Under standard pressure, the water production drops.
When the element is taken out of the pressure vessel, pour water on the water inlet side of the erected membrane element. Water cannot flow through the membrane element and only overflow from the end face (indicating that the water inlet flow path is completely blocked).
When the protective solution becomes cloudy, it is most likely due to the growth of microorganisms. Membrane elements protected with sodium bisulfite should be checked every three months.
When the protective solution is turbid, remove the membrane from the storage sealed bag and re-immerse it in the fresh protective solution. The protective solution is 1% concentration of food-grade sodium bisulfite. Soak for about 1 hour, then reseal. The membrane should be drained before repacking.
In theory, entering the RO and IX systems should not contain the following impurities: suspended matter, colloids, calcium sulfate, algae, bacteria, oxidants, such as residual chlorine, oil or lipid substances (must be lower than the detection limit of the instrument), organic matter, iron, complexes with iron-organic compounds, metal oxides such as iron, copper, and aluminum corrosion products, and water quality will have a huge impact on the life and performance of RO elements and IX resins.
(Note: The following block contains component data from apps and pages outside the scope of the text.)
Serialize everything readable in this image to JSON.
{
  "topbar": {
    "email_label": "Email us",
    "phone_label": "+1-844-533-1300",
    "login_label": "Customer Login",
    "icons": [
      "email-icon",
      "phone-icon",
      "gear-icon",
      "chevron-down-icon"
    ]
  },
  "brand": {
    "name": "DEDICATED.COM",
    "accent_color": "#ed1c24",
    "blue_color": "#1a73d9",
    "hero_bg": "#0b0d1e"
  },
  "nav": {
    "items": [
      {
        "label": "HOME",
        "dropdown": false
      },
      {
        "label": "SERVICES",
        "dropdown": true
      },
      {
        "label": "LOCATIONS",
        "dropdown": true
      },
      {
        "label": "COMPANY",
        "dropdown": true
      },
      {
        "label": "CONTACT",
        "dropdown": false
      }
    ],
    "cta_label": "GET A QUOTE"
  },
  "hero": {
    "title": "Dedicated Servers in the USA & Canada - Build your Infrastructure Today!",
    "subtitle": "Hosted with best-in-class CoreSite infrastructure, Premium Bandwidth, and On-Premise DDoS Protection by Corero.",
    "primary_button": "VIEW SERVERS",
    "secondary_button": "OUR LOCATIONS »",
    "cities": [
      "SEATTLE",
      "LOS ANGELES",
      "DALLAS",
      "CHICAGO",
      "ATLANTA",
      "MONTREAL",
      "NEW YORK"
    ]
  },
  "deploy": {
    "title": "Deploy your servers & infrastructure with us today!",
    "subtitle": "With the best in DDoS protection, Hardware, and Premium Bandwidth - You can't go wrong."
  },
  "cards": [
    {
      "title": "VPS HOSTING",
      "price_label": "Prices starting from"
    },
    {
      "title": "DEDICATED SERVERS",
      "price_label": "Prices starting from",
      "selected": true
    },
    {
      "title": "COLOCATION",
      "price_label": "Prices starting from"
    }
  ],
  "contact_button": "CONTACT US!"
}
RO membrane can remove ions and organic matter very well. RO membrane has a higher removal rate than the nanofiltration membrane. Ro usually can remove 99% of salt in feed water and can remove at least 99% organic matter in water.
In order to obtain the best cleaning effect, it is very important to choose the correct cleaning agent and cleaning steps. Incorrect cleaning will actually worsen the system performance. Generally speaking, for inorganic scale pollutants, it is recommended to use acidic cleaning fluids. For microbial or organic pollutants, alkaline cleaning solution is recommended.
When we understand the balance between CO2, HCO3-, and CO3=, we can find the best answer to this question. In a closed system, the relative content of CO2, HCO3-, and CO3= changes with changes in pH. Under the condition of low pH value, CO2 is the main part, in the middle pH range, it is mainly HCO3-, and in the high pH range, it is mainly CO3=.
Due to RO membrane can remove soluble ions but not soluble gases, the CO2 content in the RO produced water is basically the same as the CO2 content in the RO inlet water, but HCO3- and CO3= can often be reduced. This will break the balance between CO2, HCO3- and CO3= in the incoming water. In a series of reactions, CO2 will combine with H2O to undergo the reaction equilibrium shifts until a new equilibrium is established.
If the feedwater contains CO2, the pH value of the RO product water will always decrease. For most RO systems, the pH value of the ro product water will drop by 1 or 2 pH. When the feedwater alkalinity and HCO3- are high, the pH of the produced water drops even more.
A very small amount of incoming water, containing less CO2, HCO3- or CO3= so that there is less change in the pH value of the produced water. In some countries and regions, there are regulations for the pH value of drinking water, generally 6.5 to 9.0. This is to prevent corrosion of the water pipeline, and drinking low pH water will not cause any health problems by itself. It is well known that many commercially available carbonated drinks have a pH between 2 and 4.